§ **YOUR GOAL**
Below are the records. Gather each line that holds "title".

[DATA PROVIDED — start]

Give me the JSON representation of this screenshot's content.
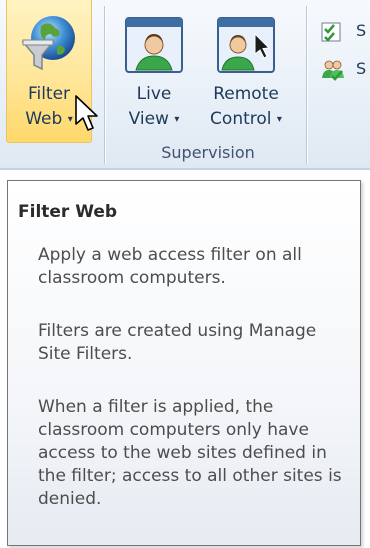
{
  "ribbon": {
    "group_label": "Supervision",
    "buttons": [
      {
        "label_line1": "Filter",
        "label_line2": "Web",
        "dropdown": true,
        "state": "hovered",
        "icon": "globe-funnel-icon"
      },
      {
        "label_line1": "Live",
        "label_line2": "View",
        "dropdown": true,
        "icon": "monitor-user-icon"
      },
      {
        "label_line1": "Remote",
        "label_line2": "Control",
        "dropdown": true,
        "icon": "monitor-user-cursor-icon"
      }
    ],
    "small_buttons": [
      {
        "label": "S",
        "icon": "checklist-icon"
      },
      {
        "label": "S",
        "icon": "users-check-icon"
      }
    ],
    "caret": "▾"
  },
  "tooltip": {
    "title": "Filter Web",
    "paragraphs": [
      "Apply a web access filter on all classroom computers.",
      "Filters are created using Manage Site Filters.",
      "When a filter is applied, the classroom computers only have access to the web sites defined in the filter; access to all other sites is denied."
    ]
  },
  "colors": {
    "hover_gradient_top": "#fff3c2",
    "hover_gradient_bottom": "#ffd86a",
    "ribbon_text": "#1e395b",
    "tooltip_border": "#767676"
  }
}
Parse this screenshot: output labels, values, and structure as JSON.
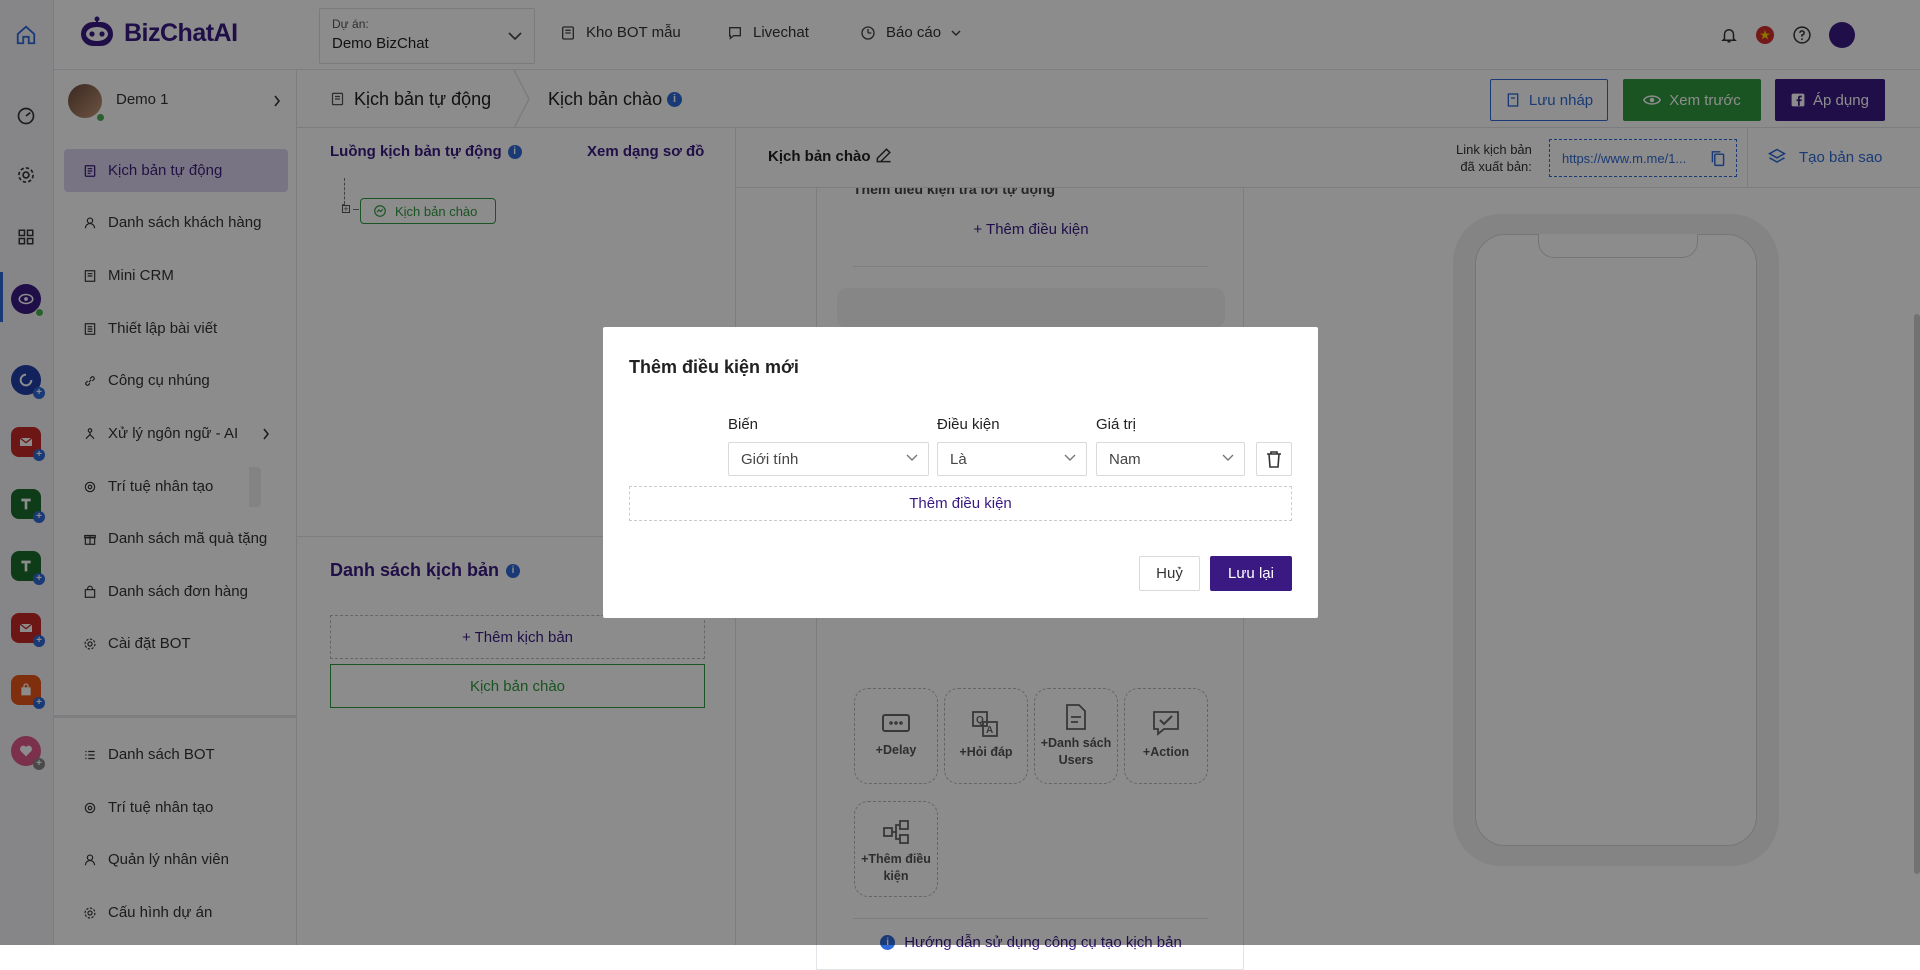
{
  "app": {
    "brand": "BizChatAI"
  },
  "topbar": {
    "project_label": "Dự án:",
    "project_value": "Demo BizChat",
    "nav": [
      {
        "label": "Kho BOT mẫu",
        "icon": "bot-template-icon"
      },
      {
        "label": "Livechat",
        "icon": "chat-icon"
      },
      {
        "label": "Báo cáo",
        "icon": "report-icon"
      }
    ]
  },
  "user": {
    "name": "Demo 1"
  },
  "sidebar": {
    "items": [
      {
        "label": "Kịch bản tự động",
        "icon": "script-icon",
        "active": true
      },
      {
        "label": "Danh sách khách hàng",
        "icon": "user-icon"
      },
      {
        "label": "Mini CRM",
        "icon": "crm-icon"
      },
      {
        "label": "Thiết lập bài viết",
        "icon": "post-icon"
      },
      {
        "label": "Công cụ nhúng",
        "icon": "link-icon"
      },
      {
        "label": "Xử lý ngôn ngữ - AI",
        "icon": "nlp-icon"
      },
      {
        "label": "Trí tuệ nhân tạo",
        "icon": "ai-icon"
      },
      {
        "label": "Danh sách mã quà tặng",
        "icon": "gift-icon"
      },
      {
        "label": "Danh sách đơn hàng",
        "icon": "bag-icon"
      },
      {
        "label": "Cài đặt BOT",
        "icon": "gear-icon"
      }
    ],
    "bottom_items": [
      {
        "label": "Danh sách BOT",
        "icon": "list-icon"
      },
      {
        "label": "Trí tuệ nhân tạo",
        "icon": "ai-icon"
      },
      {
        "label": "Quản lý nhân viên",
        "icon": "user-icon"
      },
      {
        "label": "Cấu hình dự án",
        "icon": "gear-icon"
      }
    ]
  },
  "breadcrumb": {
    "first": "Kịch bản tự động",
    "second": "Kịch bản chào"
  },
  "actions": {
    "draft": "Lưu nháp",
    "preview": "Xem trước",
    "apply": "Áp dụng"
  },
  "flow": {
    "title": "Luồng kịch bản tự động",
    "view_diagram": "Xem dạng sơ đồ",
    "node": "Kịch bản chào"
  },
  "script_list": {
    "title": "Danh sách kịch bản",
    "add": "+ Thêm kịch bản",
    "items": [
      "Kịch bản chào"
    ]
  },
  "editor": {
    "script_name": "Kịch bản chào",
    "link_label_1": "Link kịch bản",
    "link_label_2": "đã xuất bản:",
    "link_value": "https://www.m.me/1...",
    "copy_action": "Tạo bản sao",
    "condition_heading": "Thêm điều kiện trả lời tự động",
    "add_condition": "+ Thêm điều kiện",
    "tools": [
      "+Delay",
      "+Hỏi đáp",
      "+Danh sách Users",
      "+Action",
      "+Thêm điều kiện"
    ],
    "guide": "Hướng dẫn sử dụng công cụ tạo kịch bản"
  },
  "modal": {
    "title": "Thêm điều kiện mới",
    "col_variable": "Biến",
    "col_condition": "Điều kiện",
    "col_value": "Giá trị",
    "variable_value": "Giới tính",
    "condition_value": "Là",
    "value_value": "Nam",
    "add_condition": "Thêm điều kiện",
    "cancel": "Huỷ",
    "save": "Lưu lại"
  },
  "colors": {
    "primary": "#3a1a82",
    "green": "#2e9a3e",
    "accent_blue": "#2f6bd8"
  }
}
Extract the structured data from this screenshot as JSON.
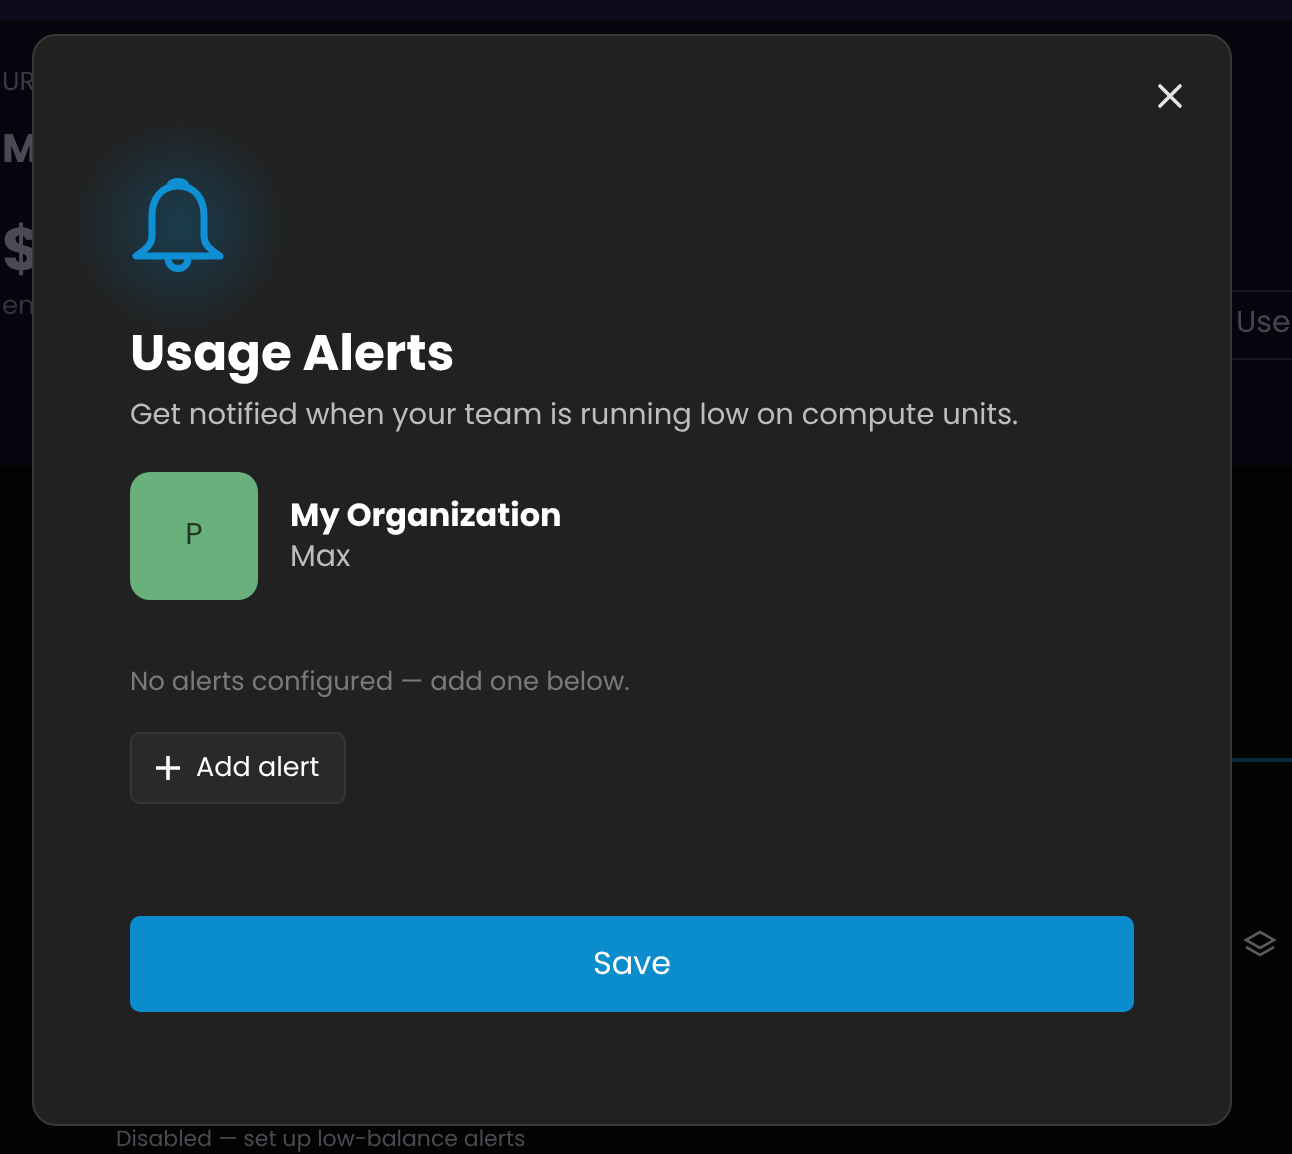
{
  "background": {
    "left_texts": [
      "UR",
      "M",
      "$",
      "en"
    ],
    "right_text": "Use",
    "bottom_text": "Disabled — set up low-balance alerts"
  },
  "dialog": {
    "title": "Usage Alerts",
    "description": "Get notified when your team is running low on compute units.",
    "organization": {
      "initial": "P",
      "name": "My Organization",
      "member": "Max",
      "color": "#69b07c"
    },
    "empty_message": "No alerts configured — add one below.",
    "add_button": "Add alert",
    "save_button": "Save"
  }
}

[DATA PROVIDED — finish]

§ **RESPONSE AREA**
    "title": "Filter Web",
    "title": "Luồng kịch bản tự động",
    "title": "Danh sách kịch bản",
    "title": "Thêm điều kiện mới",
    "title": "Usage Alerts",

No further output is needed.